Lessons learned from September's UCAS Media insight newsletter

Monday 20 September 2021, Support


Lessons learned from September's UCAS Media insight newsletter


And there we have it, another Clearing cycle (almost) done and dusted.

Most students who are going into higher education this year have been placed and now the mass migration of young people begins.

But this year it’s not quite that simple. In what we hope is beginning to look like a post-pandemic world, the impacts of the pandemic are going to live long in the memory (and behaviour) of UK students. 

This application cycle has seen records set and broken, some overwhelmingly positive for the sector and the future, but some that will present challenges in the years to come. Lecture theatres may be shortly buzzing with life again for the first time in almost two years, but ‘back to normal’ is likely still a way off.

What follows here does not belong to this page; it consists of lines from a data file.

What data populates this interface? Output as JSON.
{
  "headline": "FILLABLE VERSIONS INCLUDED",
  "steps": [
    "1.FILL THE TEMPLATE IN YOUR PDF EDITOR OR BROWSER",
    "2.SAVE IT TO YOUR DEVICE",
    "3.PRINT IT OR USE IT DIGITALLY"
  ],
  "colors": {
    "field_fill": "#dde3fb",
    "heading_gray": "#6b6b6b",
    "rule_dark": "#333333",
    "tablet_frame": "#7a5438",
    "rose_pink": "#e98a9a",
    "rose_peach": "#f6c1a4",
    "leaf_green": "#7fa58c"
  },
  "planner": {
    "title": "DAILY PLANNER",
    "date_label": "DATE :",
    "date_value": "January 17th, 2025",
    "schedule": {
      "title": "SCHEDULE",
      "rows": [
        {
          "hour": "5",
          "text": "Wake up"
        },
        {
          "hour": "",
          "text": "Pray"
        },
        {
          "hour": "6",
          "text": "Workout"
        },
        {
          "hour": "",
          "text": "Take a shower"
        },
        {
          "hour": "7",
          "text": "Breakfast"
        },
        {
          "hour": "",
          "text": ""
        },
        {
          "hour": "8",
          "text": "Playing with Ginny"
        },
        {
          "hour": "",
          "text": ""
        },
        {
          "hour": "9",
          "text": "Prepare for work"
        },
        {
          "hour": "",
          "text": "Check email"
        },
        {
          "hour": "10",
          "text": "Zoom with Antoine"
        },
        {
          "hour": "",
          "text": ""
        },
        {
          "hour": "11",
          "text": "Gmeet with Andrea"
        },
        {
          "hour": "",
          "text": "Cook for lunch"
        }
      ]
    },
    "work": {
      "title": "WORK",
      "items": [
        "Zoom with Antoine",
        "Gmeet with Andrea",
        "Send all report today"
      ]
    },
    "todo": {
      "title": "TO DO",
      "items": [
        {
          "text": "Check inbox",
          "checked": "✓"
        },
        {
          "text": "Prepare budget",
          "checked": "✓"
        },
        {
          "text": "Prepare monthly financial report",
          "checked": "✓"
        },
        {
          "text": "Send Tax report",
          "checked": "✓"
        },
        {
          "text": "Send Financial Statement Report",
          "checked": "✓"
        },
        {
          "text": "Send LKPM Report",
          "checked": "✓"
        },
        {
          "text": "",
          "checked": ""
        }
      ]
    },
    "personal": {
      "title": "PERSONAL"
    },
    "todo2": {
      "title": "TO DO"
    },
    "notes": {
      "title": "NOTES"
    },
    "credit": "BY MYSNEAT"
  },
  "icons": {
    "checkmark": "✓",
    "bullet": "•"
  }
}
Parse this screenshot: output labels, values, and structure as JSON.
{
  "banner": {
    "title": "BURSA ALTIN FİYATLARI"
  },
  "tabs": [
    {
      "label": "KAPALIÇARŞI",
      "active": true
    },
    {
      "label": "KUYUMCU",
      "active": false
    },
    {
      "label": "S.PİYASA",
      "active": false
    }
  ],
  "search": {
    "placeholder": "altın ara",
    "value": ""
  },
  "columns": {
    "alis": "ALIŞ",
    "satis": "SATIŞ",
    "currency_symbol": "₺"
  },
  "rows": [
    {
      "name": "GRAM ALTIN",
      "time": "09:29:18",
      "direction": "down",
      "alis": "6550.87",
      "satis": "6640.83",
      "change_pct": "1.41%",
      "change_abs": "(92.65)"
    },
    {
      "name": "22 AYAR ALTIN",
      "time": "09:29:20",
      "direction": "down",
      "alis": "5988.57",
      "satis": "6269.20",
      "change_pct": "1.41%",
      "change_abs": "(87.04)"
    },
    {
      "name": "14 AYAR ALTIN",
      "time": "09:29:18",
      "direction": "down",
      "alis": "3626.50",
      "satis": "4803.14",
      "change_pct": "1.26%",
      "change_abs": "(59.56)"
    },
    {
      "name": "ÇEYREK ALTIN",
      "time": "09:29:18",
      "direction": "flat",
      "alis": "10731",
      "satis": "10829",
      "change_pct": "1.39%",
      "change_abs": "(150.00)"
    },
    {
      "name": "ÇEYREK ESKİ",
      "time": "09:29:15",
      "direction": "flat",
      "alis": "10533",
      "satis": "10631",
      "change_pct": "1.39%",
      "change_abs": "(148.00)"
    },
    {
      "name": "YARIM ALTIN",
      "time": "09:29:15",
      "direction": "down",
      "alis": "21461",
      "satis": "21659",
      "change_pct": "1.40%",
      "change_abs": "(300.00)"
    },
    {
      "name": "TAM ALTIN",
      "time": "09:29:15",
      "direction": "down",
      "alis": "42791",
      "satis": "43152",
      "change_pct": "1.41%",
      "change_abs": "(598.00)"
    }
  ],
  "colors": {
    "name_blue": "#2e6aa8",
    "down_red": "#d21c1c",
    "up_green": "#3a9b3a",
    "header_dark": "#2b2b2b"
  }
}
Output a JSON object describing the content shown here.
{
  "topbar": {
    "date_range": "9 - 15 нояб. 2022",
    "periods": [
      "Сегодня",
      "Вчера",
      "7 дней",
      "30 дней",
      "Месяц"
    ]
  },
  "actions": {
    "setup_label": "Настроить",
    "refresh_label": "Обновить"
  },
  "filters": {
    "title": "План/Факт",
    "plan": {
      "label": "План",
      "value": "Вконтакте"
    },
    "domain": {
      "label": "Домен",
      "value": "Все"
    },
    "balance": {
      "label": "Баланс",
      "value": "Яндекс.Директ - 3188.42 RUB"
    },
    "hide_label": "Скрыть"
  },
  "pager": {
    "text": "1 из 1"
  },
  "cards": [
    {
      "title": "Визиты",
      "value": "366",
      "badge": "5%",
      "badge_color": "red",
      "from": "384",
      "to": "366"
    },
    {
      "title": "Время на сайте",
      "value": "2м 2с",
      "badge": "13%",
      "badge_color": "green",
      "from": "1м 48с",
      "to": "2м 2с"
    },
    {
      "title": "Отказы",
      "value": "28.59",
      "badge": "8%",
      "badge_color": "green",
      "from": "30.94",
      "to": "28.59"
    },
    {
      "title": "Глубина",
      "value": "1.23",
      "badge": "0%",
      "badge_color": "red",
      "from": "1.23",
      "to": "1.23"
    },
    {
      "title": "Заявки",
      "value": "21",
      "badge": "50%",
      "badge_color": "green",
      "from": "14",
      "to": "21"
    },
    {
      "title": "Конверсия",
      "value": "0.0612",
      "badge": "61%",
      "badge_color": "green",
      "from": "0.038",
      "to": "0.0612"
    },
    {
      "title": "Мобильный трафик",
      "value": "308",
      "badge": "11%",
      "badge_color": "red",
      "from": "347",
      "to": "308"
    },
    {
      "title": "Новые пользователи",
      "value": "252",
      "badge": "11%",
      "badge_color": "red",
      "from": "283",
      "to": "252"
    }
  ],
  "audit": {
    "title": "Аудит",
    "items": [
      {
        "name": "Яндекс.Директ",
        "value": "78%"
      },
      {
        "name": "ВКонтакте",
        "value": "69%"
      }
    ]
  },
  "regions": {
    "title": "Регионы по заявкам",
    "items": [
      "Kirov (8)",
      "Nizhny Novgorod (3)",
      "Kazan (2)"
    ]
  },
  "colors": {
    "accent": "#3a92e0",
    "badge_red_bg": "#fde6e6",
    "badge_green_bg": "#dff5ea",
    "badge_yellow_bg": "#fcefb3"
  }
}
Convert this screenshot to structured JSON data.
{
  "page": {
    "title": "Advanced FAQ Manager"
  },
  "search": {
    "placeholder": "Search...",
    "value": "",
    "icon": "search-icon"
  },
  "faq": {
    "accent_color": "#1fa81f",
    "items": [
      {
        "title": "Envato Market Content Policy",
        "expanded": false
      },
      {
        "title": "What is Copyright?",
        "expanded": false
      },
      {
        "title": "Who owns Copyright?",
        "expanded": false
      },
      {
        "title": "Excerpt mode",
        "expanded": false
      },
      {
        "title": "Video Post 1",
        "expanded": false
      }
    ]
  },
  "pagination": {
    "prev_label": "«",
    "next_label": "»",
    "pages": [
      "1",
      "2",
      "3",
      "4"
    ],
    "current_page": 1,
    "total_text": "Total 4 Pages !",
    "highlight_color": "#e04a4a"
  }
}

The UCAS Media Insight Newsletter is your monthly snapshot of what’s going on in the sector; how student behaviours are changing, what policy is coming over the hill, and how you can leverage our resources for your benefit. You can sign up here.

Here’s what happened in August 2021:


Our ‘Day 28’ data release is one of the most anticipated of the year, showing how higher education has behaved in the month following results day. 

This year was particularly interesting, given all the debate around the impact of higher results via predicted grades. With more top performers than ever before, how would this affect admissions in a post-COVID world?

Well, in short, it meant thousands more students than usual attained their first choice course and university – 420,750 to be precise. That’s 5% more than this time last year. Plus, acceptance at higher tariff providers also rose by 3% with many of the more prestigious (and selective) universities having shown flexibility to expand their intakes and capture these star students.

Most impressively, 2021 has set a new record with the number of 18-year-olds being accepted into a university or college: 272,500 – a 7% increase. This means that 37.9% of all UK 18-year-olds will be in higher education next cycle!


At the other end of the record breakers is Clearing, where acceptances are 33% down on last year. This is in even sharper focus when you consider that the pool of those who were able to go through Clearing increased, making that drop-off even stranger.

One of the most common reasons for a student not ending up with a place, in any cycle, is a change in personal circumstances – or deciding to reapply/reassess after seeing their grades. And in a year with more personal circumstance changes than ever before, plus the fact that many applications may have been driven by the pandemic and are now being reconsidered in a post-COVID world, maybe these non-acceptances are not strange. Maybe they are simply the product of one of the most peculiar, mutable, and uncertain application cycles in history...

But what this means for higher education is that there are, as we write this, almost 150,000 eligible Clearing students who are still unplaced. Some of these students will now be looking to apply for 2022, so we could be on track for an even more phenomenal influx.

(You can get ahead of the game by utilising the UCAS emails that, when sent to last year’s unplaced applicants, netted open rates of 30% during September.)


And that’s not even counting our PAD22 database, which is made up of the potential applicants from next year, and is now at the highest it’s ever been.

Primarily containing those 16-18-year-olds in college and sixth form who are looking to move into higher education, it represents one of the greatest opportunities to engage early with potential students (and customers.) We know from our research, which tells us time and time again, that the way to build loyalty within this audience is to get there as early as possible. Be front-of-mind, or even in the back of their minds, when it comes to decision making time – and you stand a much greater chance of being the choice they make.

Our PAD22 database is 185% larger (when it comes to email opt-ins) than it was last year. That means more than 400,000 potential applicants – plus another 120,000 SMS opt-ins and 75,000 direct mail opt-ins.

(Our research also tells us that less than 5% of young people have no worries about their application and that almost 75% need more information and guidance first. Being the one to provide this clarity could get you ahead of the game.)

And having spent the time to revamp the registration process for PAD22, the database now covers a wider audience that can be targeted on subject, region, polar quintile, study region of interest, and school.

If you want to steal a march on the competition and start using this data, get in touch.

For more like this, and to sign up for our Insight Newsletter which is released every month, register here.